● **Data records**:
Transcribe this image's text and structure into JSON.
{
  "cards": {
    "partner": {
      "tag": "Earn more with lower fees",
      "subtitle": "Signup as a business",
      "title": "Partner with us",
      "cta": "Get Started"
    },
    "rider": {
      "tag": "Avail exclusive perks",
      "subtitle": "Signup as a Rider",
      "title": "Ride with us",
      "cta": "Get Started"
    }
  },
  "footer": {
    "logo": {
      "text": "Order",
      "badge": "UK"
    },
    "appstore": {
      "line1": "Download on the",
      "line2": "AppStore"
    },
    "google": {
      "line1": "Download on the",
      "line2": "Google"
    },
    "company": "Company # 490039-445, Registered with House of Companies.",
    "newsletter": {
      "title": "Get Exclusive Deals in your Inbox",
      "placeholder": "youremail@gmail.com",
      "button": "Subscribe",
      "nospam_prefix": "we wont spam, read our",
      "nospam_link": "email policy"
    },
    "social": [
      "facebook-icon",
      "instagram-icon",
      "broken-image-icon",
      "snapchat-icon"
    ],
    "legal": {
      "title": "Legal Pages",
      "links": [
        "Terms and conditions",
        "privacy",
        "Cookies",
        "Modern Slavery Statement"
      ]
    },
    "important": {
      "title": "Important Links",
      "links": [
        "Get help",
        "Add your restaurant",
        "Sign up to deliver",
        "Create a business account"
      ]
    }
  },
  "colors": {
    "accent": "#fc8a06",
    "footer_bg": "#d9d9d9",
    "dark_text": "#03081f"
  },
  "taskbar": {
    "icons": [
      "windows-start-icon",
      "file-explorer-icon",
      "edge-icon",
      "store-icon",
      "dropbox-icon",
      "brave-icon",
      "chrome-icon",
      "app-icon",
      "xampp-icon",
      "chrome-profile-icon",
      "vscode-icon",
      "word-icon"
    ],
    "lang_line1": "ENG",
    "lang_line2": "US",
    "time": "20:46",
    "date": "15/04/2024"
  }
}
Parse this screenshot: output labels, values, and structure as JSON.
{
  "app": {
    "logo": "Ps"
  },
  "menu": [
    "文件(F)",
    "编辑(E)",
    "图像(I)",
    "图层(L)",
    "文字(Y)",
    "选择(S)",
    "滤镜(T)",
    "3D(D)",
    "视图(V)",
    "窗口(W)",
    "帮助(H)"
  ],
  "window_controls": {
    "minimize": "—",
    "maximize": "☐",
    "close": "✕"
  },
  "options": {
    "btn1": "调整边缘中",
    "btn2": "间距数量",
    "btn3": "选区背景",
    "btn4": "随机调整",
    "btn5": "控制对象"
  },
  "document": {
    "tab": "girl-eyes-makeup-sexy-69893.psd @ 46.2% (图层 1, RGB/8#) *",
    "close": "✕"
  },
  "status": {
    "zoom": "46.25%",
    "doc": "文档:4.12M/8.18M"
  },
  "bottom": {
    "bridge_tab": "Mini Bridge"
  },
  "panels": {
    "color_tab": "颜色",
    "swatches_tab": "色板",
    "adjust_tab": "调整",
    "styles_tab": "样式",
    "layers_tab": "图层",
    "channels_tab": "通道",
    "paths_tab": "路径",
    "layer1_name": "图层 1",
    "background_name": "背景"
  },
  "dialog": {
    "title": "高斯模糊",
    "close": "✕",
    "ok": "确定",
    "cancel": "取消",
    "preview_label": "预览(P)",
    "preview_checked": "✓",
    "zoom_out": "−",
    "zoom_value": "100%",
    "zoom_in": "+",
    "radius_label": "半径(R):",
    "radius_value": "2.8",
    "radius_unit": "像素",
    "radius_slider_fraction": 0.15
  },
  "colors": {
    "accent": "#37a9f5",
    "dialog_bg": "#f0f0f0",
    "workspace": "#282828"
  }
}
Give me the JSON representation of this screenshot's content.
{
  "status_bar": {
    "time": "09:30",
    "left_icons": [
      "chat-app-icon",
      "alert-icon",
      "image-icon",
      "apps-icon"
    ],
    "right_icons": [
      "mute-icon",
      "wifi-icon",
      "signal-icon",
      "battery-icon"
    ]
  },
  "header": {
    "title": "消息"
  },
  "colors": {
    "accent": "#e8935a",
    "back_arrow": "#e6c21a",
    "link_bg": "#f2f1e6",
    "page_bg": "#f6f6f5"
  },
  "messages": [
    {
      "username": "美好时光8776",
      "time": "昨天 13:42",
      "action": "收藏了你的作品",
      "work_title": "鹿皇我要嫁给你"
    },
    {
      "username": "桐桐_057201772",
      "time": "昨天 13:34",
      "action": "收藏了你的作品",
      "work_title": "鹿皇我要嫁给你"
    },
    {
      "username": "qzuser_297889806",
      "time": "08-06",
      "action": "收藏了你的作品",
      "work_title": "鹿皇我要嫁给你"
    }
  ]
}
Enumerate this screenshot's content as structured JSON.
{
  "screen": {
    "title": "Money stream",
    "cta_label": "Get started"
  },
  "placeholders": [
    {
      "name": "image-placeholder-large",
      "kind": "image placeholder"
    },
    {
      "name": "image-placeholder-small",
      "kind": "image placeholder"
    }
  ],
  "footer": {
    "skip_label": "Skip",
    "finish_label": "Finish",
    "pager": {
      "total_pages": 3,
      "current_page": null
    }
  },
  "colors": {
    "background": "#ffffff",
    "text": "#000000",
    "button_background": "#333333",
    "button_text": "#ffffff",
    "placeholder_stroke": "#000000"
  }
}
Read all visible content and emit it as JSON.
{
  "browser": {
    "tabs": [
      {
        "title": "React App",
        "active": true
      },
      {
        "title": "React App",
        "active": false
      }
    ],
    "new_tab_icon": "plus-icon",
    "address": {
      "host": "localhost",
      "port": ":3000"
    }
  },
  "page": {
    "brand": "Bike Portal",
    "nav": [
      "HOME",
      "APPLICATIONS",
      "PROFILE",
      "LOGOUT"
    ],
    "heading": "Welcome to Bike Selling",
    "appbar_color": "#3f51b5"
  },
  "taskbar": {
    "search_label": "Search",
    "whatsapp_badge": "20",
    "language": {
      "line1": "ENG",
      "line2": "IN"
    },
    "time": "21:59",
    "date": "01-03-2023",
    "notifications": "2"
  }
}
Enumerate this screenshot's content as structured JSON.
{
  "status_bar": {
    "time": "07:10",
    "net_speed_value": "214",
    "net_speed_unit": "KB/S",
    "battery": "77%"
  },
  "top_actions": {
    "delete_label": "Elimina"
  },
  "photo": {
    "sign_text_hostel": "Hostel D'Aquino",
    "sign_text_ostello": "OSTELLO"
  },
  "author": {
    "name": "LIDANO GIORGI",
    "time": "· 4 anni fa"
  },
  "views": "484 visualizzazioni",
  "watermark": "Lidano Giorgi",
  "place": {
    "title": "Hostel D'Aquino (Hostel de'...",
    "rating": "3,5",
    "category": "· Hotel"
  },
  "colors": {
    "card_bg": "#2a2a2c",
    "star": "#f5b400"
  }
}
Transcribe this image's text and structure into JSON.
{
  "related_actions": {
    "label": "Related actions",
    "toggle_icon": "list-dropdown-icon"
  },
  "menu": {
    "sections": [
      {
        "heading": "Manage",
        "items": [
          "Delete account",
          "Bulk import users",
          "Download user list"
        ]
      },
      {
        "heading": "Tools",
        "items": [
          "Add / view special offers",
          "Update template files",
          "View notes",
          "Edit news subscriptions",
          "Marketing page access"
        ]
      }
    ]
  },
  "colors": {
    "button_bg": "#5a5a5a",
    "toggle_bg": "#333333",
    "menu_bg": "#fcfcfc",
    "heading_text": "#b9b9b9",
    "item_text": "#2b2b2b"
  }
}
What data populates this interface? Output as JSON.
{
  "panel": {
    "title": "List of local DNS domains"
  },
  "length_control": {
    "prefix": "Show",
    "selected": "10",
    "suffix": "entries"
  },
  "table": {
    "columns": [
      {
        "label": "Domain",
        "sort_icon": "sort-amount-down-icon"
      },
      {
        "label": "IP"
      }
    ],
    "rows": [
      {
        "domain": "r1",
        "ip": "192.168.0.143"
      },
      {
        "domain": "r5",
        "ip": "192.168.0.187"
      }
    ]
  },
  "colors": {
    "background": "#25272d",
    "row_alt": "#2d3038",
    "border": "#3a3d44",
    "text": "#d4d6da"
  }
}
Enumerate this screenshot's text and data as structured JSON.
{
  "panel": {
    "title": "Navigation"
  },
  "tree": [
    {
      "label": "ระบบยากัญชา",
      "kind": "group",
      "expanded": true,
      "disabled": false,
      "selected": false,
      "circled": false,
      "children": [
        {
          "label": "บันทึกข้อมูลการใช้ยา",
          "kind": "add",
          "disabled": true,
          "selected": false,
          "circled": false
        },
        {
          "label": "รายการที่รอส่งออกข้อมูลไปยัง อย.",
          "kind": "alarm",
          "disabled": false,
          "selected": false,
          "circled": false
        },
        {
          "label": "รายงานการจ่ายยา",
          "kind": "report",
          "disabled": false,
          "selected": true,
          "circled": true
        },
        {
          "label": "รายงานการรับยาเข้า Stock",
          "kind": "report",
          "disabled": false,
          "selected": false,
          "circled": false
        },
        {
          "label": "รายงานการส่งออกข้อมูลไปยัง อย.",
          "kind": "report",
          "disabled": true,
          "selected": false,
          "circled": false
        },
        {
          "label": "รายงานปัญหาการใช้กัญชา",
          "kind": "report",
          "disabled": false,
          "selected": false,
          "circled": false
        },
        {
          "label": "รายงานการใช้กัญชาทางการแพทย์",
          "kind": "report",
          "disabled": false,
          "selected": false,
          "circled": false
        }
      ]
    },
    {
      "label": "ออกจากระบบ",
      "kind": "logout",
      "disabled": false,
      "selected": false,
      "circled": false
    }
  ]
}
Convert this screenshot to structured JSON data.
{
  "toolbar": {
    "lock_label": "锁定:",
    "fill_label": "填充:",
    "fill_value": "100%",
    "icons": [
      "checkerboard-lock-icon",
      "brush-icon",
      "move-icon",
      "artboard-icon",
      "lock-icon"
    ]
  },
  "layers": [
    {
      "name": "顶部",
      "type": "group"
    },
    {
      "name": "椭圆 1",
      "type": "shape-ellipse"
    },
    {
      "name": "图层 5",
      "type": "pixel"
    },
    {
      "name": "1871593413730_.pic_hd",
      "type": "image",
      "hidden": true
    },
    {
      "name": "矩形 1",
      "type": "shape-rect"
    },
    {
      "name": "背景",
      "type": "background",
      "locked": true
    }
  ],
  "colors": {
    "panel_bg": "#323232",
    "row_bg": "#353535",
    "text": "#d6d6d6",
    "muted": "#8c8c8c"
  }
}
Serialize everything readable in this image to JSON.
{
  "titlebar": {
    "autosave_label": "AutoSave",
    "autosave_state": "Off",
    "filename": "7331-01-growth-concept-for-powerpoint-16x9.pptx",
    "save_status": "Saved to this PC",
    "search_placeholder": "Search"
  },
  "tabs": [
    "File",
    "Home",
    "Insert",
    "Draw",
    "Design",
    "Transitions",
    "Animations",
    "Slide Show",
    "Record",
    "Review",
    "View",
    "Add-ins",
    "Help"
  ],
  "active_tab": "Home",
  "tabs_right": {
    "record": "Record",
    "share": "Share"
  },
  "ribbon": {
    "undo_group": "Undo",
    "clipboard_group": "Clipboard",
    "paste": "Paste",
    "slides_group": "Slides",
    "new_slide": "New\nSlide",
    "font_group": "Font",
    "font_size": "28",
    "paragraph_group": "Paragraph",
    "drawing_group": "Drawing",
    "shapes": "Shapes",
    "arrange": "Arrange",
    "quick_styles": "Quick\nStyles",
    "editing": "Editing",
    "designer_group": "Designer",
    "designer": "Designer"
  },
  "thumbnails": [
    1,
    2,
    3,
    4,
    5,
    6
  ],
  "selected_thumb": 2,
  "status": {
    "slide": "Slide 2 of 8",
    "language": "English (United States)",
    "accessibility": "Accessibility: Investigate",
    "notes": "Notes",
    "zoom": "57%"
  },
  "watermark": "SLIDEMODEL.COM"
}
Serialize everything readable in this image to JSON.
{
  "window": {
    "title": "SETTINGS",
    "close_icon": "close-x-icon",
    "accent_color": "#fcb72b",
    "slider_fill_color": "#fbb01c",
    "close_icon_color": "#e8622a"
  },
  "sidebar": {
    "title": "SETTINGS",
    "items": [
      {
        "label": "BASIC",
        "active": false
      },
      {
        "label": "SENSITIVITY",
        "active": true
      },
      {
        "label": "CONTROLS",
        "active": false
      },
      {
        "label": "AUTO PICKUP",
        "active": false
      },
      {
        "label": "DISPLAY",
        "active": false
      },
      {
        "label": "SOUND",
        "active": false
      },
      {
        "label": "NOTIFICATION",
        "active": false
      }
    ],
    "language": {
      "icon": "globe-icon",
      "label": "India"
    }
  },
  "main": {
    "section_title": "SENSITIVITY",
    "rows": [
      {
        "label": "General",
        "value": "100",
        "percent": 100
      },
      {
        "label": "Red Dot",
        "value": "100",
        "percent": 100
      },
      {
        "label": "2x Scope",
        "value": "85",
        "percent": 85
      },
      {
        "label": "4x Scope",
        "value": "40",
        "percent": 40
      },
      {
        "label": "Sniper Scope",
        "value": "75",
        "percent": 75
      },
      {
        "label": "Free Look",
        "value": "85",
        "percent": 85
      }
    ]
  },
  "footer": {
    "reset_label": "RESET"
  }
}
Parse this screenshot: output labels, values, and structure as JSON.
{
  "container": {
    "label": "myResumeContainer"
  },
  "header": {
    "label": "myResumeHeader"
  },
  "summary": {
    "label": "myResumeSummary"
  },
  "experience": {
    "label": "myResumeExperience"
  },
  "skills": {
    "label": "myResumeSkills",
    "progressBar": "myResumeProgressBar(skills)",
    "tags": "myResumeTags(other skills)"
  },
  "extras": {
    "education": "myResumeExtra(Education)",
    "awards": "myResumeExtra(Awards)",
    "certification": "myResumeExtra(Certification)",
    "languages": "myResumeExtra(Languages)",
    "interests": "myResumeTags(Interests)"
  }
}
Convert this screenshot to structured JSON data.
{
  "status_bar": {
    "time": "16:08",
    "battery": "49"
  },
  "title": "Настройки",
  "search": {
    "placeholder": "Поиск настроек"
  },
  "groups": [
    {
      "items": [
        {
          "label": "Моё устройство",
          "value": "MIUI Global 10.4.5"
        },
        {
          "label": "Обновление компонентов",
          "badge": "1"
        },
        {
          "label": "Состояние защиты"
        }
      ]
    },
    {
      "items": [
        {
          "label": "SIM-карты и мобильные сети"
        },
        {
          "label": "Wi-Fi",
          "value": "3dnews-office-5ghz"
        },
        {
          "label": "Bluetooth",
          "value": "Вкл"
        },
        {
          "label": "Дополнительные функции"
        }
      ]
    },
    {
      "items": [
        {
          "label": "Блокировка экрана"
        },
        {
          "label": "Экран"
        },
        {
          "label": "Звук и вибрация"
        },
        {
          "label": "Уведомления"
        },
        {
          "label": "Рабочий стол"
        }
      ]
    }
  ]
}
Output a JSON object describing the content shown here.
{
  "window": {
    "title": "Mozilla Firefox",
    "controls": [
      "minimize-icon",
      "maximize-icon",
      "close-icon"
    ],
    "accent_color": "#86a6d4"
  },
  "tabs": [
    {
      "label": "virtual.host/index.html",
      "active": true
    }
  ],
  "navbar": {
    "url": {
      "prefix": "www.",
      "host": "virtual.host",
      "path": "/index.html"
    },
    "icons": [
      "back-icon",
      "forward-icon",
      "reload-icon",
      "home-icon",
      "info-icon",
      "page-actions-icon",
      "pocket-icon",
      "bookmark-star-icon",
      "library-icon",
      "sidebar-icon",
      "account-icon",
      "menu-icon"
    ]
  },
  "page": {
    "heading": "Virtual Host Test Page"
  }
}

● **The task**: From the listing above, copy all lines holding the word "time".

● **Solution to the problem**:
    "time": "20:46",
    "time": "09:30",
      "time": "昨天 13:42",
      "time": "昨天 13:34",
      "time": "08-06",
    "time": "21:59",
    "time": "07:10",
    "time": "· 4 anni fa"
    "time": "16:08",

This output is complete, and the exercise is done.